- [INSTRUCTIONS TO FOLLOW]: Every line of the records that holds the word "capacitación" should be copied out.

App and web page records

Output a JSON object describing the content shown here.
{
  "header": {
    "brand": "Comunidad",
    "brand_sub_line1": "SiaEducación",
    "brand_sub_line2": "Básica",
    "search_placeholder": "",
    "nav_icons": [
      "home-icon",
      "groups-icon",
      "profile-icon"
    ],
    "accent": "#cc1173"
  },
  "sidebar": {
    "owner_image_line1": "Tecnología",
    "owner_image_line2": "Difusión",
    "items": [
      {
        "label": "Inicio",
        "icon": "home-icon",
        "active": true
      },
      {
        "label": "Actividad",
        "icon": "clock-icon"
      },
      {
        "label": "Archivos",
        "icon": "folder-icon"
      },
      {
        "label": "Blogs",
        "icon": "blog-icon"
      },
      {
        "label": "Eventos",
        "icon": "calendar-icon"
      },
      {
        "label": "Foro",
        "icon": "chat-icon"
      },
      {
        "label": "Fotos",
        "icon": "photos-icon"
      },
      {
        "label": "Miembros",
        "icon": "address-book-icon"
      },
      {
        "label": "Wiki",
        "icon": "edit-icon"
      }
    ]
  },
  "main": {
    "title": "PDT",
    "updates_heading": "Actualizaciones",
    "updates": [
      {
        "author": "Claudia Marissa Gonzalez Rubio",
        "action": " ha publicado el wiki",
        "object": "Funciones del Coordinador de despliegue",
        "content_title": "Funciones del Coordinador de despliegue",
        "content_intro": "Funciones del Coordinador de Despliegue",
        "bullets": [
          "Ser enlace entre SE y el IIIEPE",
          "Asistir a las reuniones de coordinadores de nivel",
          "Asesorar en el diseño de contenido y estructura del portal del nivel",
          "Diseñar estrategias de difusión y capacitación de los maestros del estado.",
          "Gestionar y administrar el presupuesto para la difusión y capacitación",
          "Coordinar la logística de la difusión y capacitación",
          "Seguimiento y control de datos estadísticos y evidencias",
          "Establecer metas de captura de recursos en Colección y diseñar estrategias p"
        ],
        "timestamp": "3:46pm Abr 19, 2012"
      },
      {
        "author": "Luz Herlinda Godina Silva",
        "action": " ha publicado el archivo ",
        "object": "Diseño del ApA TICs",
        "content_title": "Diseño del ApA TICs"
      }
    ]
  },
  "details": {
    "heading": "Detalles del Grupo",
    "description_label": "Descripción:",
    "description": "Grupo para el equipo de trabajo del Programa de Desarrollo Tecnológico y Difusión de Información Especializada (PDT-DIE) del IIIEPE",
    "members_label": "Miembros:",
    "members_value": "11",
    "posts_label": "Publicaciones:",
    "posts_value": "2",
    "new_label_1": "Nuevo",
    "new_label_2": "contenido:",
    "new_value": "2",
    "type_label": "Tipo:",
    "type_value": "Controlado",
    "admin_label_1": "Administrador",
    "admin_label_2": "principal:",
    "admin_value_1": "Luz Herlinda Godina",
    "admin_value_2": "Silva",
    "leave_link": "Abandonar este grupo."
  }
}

- [REPLY TO THE TASK]:
          "Diseñar estrategias de difusión y capacitación de los maestros del estado.",
          "Gestionar y administrar el presupuesto para la difusión y capacitación",
          "Coordinar la logística de la difusión y capacitación",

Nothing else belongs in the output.